**What the exercise asks**
Which lines of the data below contain "people"? Please show them all.

**Data supplied**
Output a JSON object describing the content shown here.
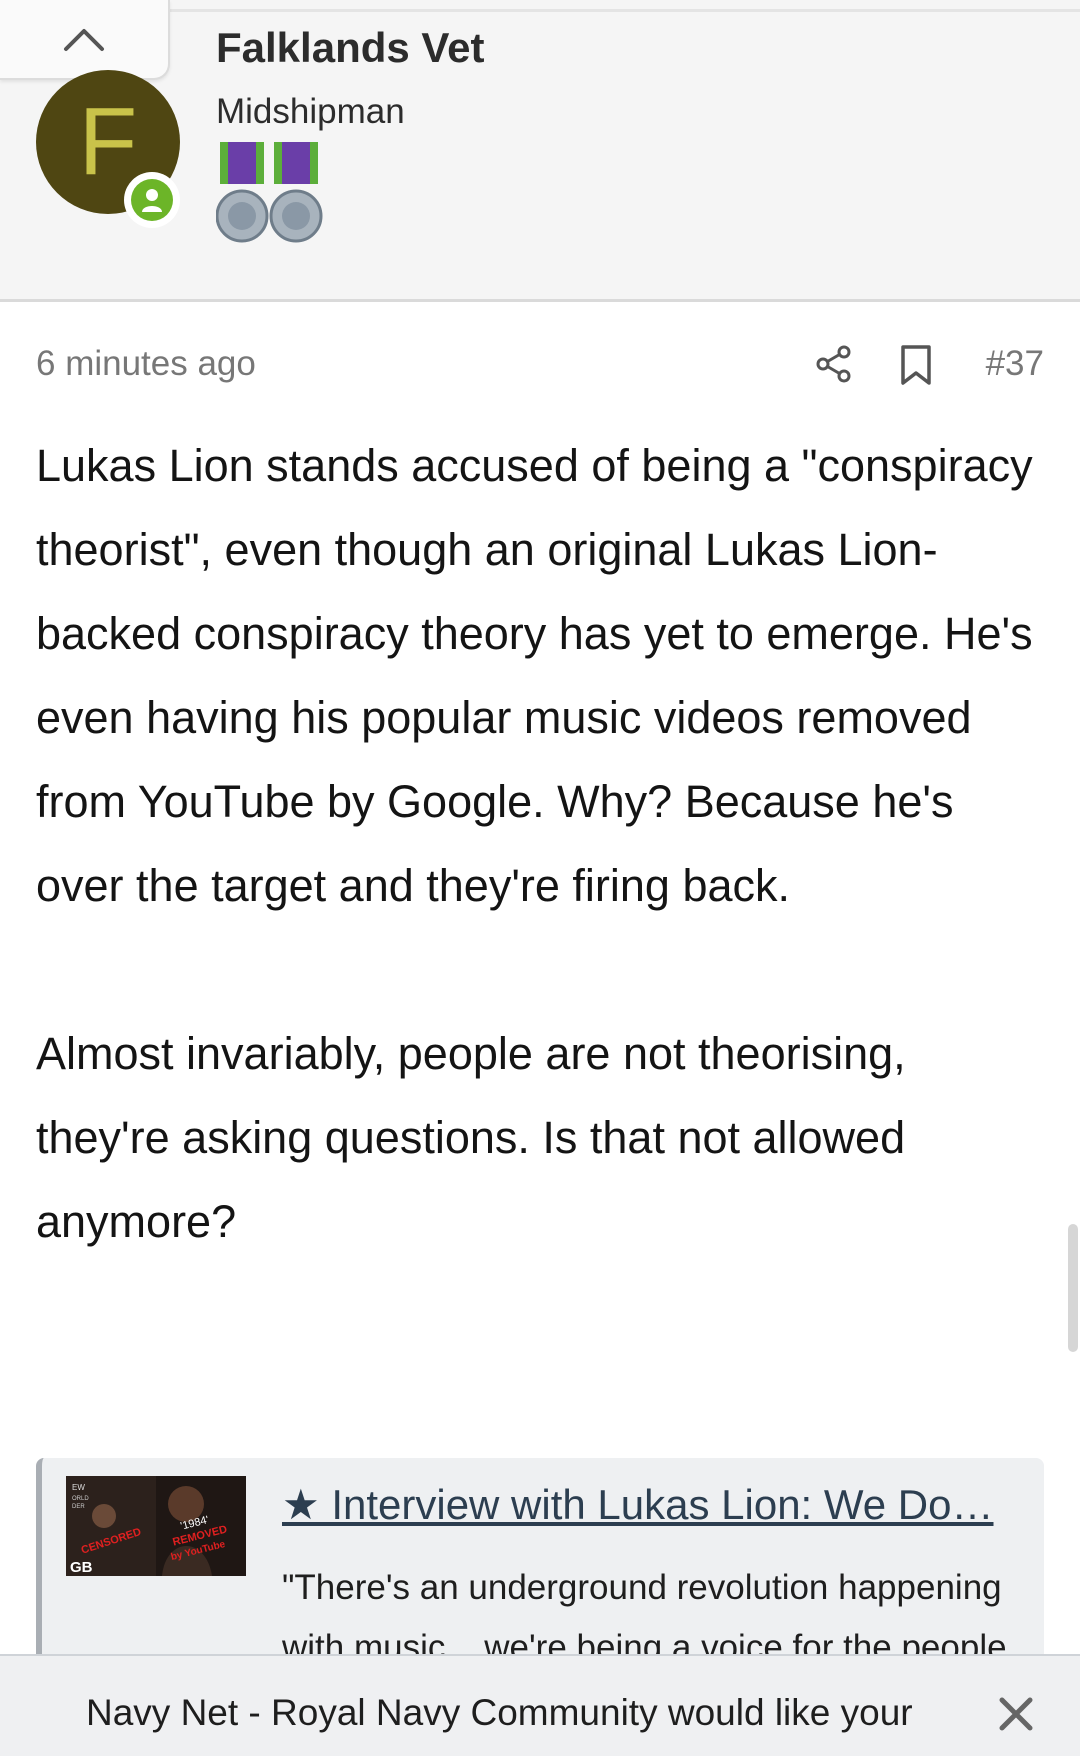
{
  "header": {
    "username": "Falklands Vet",
    "rank": "Midshipman",
    "avatar_letter": "F",
    "avatar_color": "#4f4612",
    "online_color": "#6cb528"
  },
  "post": {
    "time": "6 minutes ago",
    "number": "#37",
    "paragraphs": [
      "Lukas Lion stands accused of being a \"conspiracy theorist\", even though an original Lukas Lion-backed conspiracy theory has yet to emerge. He's even having his popular music videos removed from YouTube by Google. Why? Because he's over the target and they're firing back.",
      "Almost invariably, people are not theorising, they're asking questions. Is that not allowed anymore?"
    ]
  },
  "link_card": {
    "title": "★ Interview with Lukas Lion: We Do…",
    "description": "\"There's an underground revolution happening with music... we're being a voice for the people",
    "thumbnail": {
      "censored": "CENSORED",
      "year": "'1984'",
      "removed": "REMOVED",
      "by": "by YouTube",
      "channel": "GB"
    }
  },
  "consent": {
    "text": "Navy Net - Royal Navy Community would like your"
  }
}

**Output for this task**
      "Almost invariably, people are not theorising, they're asking questions. Is that not allowed anymore?"
    "description": "\"There's an underground revolution happening with music... we're being a voice for the people",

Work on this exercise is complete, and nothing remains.